- _Task prompt_
Each line with the word "JSON" must appear in the answer, copied from the records.

START Dataset records

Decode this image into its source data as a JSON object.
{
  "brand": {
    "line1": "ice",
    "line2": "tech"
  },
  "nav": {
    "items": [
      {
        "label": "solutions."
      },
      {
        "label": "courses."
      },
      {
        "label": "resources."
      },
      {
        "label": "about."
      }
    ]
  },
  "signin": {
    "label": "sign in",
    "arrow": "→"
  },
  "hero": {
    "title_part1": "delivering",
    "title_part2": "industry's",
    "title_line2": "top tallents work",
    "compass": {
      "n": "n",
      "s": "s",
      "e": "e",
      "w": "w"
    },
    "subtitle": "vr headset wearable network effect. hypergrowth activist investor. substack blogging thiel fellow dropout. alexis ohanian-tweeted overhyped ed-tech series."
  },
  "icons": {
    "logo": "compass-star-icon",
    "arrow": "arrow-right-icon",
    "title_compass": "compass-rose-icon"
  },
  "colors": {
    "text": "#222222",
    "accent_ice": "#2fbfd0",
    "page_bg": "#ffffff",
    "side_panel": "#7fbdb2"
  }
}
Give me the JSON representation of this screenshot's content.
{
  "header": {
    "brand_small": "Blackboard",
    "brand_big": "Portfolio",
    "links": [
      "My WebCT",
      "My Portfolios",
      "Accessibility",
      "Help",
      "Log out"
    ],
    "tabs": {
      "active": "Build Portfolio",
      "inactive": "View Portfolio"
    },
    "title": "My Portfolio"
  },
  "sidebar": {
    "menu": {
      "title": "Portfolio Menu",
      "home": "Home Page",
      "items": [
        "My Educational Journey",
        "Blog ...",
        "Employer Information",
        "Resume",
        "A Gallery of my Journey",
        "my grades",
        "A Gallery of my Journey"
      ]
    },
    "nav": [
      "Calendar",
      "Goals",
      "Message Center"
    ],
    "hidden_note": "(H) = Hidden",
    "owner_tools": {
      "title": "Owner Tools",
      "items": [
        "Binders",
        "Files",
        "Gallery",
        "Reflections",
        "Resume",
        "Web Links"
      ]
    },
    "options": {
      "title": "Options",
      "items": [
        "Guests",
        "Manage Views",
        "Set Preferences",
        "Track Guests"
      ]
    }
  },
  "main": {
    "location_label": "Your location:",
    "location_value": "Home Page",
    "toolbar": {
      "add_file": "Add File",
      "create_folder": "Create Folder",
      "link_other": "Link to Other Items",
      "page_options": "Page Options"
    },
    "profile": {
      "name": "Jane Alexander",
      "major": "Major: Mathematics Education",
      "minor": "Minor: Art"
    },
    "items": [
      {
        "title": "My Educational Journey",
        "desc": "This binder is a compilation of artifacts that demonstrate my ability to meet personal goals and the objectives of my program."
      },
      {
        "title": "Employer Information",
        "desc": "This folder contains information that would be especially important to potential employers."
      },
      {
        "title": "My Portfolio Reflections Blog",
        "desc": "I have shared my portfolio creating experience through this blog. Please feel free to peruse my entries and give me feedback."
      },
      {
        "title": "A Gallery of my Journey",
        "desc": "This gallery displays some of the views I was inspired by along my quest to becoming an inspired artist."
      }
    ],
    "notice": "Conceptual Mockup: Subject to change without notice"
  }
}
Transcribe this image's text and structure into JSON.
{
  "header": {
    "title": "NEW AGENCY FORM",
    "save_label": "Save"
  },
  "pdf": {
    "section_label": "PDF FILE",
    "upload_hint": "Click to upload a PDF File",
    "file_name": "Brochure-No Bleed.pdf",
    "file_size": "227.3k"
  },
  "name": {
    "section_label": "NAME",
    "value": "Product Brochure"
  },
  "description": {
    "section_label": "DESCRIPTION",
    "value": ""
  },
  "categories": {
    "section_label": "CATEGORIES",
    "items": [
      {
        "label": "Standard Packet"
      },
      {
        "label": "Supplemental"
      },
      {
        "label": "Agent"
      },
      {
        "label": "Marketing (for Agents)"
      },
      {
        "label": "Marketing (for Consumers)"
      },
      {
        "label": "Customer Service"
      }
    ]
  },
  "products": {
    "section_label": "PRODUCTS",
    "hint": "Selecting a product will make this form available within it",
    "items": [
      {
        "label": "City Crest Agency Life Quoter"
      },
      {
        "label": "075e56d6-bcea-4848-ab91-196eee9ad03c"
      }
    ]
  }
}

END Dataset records

- _Reply to the task_
Decode this image into its source data as a JSON object.
Give me the JSON representation of this screenshot's content.
Transcribe this image's text and structure into JSON.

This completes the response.